Exercise prompt »
In the entries below, find every line with the string "title" and copy it.

Data for this exercise »
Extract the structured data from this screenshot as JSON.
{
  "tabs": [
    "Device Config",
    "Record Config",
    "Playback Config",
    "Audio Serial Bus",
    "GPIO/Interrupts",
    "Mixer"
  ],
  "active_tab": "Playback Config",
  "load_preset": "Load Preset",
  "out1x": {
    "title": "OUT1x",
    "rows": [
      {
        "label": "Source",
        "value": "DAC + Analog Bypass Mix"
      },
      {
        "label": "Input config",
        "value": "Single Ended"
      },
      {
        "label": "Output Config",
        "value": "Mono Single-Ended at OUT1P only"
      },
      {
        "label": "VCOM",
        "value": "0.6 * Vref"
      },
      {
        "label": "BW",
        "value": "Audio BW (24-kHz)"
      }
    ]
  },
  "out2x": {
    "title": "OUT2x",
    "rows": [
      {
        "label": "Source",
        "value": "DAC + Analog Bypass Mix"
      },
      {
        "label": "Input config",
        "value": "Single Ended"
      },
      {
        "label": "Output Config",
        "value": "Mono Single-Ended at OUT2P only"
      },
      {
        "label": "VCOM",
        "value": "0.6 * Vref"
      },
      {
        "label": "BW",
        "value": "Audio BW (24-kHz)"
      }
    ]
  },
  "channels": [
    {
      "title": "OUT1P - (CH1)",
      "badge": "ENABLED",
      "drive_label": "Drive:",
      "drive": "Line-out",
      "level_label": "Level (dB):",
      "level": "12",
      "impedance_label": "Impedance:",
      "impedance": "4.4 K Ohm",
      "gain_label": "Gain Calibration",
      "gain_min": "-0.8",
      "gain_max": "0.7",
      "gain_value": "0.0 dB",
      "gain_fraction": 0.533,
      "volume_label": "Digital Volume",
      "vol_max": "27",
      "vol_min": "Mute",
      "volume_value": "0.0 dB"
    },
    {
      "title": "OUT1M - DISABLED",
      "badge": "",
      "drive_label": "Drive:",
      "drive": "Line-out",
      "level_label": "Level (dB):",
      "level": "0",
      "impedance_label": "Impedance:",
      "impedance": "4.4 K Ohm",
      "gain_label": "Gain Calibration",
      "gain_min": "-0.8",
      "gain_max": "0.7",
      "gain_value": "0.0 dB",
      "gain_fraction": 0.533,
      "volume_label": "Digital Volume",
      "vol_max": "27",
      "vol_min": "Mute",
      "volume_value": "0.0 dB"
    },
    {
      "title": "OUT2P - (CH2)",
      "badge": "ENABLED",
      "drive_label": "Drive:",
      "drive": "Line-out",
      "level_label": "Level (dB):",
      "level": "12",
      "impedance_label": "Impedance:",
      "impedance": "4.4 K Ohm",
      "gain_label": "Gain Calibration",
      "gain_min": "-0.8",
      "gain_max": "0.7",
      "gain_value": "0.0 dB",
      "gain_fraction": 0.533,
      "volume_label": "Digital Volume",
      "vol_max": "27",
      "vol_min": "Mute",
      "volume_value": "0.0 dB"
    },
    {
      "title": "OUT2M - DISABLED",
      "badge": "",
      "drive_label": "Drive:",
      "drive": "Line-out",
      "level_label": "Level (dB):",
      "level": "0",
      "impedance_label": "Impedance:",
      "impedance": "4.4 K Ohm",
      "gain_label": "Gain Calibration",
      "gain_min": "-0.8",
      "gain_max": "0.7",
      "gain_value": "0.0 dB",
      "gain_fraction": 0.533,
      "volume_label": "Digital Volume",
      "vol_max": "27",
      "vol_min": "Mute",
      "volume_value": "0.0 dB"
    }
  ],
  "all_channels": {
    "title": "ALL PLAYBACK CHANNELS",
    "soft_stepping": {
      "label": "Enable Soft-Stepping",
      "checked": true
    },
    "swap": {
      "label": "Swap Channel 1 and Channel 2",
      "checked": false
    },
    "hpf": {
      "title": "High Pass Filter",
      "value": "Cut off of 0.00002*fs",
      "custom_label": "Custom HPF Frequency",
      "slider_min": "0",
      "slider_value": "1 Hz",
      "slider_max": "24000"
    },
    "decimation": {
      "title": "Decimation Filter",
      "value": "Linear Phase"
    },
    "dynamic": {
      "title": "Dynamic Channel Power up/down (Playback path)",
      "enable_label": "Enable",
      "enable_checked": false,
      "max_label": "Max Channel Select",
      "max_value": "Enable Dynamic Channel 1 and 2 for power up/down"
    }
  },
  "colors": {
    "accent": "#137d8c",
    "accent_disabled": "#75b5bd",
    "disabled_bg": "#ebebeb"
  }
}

Result of the task »
    "title": "OUT1x",
    "title": "OUT2x",
      "title": "OUT1P - (CH1)",
      "title": "OUT1M - DISABLED",
      "title": "OUT2P - (CH2)",
      "title": "OUT2M - DISABLED",
    "title": "ALL PLAYBACK CHANNELS",
      "title": "High Pass Filter",
      "title": "Decimation Filter",
      "title": "Dynamic Channel Power up/down (Playback path)",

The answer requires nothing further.